**Work task**
Find every line below with the word "Initial" in it, and copy each one.
════════════════
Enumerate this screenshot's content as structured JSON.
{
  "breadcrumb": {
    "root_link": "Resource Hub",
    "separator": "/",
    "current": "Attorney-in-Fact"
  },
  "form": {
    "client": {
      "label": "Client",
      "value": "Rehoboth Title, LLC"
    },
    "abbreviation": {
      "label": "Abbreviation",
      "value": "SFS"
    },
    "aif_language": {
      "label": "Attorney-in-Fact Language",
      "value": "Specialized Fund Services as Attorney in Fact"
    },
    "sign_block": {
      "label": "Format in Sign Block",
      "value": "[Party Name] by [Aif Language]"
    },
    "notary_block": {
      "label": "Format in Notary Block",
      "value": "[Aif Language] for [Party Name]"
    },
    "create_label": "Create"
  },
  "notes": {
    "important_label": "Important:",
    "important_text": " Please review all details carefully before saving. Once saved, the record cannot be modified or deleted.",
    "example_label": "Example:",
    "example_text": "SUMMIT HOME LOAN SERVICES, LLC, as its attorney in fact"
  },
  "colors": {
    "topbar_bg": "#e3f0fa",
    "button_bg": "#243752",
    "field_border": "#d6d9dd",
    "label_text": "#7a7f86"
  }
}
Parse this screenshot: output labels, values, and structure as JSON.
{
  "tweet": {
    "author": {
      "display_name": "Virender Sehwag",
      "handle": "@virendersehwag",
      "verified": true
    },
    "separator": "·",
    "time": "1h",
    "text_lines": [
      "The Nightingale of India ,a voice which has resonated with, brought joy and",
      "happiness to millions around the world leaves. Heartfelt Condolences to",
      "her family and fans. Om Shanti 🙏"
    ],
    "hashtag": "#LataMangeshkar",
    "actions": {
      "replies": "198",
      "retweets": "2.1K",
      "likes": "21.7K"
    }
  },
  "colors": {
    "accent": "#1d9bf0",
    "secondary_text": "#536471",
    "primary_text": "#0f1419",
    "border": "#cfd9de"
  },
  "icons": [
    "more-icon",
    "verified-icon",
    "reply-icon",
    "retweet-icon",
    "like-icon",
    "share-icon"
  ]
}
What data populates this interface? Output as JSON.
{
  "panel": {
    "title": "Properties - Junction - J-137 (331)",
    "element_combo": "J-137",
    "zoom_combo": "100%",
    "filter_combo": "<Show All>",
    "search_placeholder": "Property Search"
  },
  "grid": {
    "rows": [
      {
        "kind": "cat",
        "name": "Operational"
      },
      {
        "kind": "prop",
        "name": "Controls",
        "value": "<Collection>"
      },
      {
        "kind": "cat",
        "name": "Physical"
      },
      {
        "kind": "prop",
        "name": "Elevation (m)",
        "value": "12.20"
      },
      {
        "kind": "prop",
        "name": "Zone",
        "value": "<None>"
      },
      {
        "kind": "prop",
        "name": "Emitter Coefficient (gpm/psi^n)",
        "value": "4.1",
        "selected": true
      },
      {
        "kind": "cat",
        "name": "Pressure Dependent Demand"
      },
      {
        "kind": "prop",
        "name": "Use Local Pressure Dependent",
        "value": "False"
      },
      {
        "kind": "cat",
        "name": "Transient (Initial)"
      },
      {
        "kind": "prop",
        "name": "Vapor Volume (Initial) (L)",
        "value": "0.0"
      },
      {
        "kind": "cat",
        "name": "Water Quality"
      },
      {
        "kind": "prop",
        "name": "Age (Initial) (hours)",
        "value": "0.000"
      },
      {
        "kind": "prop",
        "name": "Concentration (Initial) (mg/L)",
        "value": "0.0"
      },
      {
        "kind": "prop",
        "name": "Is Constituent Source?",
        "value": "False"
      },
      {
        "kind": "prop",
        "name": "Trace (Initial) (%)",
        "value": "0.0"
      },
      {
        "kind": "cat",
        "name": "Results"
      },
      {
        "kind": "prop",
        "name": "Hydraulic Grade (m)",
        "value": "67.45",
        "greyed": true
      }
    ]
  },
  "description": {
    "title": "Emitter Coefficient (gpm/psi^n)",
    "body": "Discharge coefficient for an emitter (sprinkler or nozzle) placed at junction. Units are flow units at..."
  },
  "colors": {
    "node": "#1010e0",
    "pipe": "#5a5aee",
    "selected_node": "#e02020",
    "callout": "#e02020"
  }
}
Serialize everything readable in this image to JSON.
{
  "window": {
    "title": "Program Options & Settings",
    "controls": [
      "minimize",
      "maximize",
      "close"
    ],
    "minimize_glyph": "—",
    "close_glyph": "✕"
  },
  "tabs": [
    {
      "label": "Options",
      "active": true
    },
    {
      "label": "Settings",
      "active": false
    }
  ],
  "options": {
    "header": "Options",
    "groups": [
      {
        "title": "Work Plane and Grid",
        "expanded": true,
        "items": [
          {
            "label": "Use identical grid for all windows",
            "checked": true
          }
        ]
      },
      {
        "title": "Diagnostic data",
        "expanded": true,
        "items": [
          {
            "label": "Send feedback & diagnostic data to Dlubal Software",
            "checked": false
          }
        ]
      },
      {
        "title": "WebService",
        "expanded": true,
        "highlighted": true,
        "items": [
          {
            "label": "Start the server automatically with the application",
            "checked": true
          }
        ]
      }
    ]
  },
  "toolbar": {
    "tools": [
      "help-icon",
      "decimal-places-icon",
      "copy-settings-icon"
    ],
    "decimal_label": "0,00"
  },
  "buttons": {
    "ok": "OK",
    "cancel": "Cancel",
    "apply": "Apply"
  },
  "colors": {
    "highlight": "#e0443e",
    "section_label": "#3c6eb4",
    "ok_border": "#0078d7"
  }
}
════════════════
**Answer to this exercise**
        "name": "Transient (Initial)"
        "name": "Vapor Volume (Initial) (L)",
        "name": "Age (Initial) (hours)",
        "name": "Concentration (Initial) (mg/L)",
        "name": "Trace (Initial) (%)",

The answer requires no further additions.